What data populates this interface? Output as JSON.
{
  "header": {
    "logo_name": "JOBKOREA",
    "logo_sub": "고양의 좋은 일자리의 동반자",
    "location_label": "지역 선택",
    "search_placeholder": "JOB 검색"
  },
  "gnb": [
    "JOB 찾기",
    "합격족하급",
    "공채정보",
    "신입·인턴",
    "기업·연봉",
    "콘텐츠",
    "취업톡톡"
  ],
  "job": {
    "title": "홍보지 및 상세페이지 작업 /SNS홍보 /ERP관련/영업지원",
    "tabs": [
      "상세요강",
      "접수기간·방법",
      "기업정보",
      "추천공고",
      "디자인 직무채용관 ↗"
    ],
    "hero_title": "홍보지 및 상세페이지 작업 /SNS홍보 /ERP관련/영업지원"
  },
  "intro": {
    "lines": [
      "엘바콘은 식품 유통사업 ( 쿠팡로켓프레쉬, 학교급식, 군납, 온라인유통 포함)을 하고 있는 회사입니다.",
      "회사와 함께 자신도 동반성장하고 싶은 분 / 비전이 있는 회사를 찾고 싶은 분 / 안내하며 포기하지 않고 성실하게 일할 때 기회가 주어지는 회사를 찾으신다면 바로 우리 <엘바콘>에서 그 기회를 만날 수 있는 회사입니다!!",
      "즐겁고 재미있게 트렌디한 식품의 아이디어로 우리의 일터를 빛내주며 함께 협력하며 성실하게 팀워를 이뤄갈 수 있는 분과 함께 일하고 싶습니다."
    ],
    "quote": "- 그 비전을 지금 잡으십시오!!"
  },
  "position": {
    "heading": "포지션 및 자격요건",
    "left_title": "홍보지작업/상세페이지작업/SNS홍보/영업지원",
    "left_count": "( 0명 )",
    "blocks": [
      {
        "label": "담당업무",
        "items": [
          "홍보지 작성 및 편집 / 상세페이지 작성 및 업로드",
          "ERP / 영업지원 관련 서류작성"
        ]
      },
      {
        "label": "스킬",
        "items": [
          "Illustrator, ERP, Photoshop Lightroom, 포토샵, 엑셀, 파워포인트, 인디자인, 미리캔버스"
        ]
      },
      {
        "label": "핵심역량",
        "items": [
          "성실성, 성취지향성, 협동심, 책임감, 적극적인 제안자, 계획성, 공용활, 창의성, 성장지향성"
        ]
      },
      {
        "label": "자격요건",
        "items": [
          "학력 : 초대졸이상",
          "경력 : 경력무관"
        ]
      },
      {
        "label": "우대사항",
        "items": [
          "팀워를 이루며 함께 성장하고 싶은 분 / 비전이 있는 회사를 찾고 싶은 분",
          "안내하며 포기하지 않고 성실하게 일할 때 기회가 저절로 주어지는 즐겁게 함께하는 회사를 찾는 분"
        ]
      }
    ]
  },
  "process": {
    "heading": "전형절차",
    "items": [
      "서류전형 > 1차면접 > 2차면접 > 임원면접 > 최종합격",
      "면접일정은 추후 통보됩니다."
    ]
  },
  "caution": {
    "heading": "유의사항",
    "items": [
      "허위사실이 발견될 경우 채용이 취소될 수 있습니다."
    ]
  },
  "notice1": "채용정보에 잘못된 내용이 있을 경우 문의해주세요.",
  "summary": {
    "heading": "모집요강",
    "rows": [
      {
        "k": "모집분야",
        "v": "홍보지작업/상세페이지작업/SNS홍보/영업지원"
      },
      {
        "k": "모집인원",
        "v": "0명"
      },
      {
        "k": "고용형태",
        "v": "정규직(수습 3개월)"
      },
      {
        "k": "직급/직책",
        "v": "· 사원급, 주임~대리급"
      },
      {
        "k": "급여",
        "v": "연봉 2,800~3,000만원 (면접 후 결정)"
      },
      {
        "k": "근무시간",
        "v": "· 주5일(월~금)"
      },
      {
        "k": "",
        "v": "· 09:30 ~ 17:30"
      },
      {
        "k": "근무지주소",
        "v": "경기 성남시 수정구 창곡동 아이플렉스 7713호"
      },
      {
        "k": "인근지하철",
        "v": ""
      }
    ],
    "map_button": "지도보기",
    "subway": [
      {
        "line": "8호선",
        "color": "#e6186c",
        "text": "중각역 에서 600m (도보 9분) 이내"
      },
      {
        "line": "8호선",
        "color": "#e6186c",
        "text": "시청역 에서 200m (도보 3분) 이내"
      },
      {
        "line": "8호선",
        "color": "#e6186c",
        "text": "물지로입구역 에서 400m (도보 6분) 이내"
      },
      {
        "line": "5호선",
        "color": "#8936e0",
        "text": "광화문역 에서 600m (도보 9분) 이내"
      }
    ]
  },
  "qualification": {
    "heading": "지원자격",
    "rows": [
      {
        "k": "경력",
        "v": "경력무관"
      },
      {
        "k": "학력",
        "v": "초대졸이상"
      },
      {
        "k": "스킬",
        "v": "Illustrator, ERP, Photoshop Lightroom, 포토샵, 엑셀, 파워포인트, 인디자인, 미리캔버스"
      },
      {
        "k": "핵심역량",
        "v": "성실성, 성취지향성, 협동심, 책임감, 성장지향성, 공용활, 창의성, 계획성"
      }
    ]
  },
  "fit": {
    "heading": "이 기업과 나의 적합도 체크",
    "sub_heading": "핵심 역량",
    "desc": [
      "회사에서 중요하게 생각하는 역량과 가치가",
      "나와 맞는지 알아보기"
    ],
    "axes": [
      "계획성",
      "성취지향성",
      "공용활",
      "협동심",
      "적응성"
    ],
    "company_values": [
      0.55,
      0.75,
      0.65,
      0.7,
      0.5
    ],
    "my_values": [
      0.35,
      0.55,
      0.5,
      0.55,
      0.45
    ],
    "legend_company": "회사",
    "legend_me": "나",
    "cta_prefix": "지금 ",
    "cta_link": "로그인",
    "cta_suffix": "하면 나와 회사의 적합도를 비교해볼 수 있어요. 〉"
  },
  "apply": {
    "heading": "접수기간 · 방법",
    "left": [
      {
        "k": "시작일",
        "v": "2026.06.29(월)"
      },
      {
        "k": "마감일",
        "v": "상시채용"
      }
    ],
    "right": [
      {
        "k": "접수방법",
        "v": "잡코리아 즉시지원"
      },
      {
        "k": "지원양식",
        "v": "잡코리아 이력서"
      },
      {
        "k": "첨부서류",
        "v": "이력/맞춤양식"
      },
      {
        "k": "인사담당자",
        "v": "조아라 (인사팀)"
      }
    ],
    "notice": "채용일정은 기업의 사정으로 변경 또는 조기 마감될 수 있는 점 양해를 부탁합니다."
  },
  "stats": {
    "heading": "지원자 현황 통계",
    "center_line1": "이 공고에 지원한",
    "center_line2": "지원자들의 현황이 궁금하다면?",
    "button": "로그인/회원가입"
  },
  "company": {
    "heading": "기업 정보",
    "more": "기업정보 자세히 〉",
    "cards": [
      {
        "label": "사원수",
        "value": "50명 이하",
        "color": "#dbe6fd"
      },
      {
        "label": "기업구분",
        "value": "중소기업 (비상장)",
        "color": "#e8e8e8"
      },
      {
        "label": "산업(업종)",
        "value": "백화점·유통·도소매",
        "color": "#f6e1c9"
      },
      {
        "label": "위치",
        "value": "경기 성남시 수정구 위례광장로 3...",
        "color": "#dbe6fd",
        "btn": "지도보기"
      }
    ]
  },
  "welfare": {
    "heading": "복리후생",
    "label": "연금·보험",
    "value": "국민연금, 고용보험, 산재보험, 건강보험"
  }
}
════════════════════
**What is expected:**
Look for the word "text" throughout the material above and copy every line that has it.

**Response to the exercise:**
        "text": "중각역 에서 600m (도보 9분) 이내"
        "text": "시청역 에서 200m (도보 3분) 이내"
        "text": "물지로입구역 에서 400m (도보 6분) 이내"
        "text": "광화문역 에서 600m (도보 9분) 이내"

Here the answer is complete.